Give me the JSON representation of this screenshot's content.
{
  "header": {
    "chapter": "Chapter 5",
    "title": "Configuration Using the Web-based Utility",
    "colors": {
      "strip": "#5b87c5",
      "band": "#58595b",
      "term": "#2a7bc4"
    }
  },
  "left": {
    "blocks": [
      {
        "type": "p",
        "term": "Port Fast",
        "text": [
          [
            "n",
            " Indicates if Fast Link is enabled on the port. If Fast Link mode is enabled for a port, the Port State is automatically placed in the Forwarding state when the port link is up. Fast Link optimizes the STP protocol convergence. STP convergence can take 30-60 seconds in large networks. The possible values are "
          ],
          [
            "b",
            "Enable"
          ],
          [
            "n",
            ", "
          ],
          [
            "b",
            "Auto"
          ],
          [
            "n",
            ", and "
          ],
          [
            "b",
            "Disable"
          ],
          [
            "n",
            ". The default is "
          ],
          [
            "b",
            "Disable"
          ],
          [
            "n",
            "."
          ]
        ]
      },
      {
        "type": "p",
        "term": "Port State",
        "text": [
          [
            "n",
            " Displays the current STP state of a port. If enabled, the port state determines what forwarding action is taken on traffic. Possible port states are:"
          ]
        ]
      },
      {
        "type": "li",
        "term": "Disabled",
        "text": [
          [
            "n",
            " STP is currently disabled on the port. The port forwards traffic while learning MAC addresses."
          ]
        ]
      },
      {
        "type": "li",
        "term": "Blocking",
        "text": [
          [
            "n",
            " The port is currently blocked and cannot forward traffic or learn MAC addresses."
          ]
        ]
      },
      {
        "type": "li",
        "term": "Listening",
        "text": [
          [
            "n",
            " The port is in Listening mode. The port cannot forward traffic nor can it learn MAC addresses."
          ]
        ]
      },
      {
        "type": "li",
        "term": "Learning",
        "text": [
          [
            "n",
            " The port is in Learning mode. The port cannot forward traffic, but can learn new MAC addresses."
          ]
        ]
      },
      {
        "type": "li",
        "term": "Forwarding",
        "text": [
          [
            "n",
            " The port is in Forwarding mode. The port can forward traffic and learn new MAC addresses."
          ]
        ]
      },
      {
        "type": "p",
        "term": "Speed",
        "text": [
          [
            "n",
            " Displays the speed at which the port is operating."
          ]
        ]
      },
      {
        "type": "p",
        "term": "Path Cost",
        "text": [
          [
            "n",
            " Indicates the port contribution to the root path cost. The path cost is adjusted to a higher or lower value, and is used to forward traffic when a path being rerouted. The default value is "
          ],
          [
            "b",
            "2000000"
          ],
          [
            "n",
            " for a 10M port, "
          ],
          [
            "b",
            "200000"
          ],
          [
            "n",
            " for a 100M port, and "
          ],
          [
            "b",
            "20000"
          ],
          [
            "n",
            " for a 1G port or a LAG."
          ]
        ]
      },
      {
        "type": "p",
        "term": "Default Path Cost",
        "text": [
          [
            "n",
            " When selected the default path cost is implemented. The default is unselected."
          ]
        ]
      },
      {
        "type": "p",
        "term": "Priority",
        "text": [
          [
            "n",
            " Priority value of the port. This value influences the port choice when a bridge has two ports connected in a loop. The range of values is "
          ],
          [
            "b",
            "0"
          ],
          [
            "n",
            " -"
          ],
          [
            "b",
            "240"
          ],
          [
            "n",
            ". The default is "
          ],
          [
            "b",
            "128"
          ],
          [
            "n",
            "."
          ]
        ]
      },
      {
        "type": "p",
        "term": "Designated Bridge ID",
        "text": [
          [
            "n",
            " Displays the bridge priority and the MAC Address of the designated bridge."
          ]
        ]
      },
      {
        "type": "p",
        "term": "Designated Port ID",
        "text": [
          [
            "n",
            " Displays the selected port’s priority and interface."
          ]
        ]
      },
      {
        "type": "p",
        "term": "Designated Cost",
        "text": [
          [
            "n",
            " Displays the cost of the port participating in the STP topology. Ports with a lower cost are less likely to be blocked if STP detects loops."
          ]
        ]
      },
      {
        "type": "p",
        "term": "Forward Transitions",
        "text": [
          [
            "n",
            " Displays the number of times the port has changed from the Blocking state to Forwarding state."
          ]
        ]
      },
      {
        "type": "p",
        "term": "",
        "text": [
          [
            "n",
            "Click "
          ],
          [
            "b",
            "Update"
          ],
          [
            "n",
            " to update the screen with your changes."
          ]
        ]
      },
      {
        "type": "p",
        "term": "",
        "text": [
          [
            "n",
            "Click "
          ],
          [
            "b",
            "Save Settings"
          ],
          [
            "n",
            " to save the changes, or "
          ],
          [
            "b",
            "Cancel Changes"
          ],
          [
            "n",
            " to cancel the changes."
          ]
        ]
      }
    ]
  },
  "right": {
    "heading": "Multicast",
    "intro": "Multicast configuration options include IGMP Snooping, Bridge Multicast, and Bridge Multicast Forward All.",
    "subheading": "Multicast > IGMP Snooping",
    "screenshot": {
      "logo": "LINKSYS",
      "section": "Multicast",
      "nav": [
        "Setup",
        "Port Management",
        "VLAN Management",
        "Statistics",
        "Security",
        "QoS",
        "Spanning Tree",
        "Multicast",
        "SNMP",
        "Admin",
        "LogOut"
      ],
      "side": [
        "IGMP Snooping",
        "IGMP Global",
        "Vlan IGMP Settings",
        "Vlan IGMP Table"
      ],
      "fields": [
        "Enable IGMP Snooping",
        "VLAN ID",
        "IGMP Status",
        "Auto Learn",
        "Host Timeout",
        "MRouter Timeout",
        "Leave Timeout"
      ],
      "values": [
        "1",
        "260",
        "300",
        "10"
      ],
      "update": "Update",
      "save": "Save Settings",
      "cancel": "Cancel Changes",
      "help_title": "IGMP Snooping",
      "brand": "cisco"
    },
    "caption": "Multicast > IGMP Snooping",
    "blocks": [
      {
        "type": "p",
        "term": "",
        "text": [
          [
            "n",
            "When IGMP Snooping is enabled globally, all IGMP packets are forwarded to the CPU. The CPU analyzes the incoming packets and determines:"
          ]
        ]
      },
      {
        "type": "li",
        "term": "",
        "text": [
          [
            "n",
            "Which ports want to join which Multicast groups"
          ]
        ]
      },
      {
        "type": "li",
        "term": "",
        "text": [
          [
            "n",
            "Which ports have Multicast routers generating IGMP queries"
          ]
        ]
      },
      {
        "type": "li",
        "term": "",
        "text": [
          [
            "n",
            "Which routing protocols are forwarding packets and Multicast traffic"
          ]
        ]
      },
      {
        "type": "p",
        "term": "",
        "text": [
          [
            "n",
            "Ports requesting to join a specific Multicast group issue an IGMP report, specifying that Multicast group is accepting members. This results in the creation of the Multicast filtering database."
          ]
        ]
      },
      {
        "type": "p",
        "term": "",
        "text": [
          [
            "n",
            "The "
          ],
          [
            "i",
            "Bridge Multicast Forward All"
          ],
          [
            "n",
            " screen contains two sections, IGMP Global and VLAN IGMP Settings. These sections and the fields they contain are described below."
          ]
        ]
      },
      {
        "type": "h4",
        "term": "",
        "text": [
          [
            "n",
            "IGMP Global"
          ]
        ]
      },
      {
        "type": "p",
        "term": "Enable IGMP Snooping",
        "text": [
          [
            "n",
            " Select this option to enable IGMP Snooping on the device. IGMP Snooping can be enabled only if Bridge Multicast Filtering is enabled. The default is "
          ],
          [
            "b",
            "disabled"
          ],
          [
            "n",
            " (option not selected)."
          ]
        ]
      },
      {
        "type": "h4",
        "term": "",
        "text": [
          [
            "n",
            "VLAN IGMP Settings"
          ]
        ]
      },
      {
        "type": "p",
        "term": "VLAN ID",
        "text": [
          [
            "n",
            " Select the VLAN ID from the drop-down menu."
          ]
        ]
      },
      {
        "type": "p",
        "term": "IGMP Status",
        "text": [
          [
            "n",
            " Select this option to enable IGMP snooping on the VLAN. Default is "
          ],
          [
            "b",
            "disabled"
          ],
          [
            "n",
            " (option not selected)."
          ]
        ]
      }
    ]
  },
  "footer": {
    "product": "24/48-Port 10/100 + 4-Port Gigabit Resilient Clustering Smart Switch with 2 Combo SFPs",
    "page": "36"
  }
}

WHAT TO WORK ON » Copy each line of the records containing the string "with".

SOLUTION »
            " Displays the cost of the port participating in the STP topology. Ports with a lower cost are less likely to be blocked if STP detects loops."
            " to update the screen with your changes."
    "product": "24/48-Port 10/100 + 4-Port Gigabit Resilient Clustering Smart Switch with 2 Combo SFPs",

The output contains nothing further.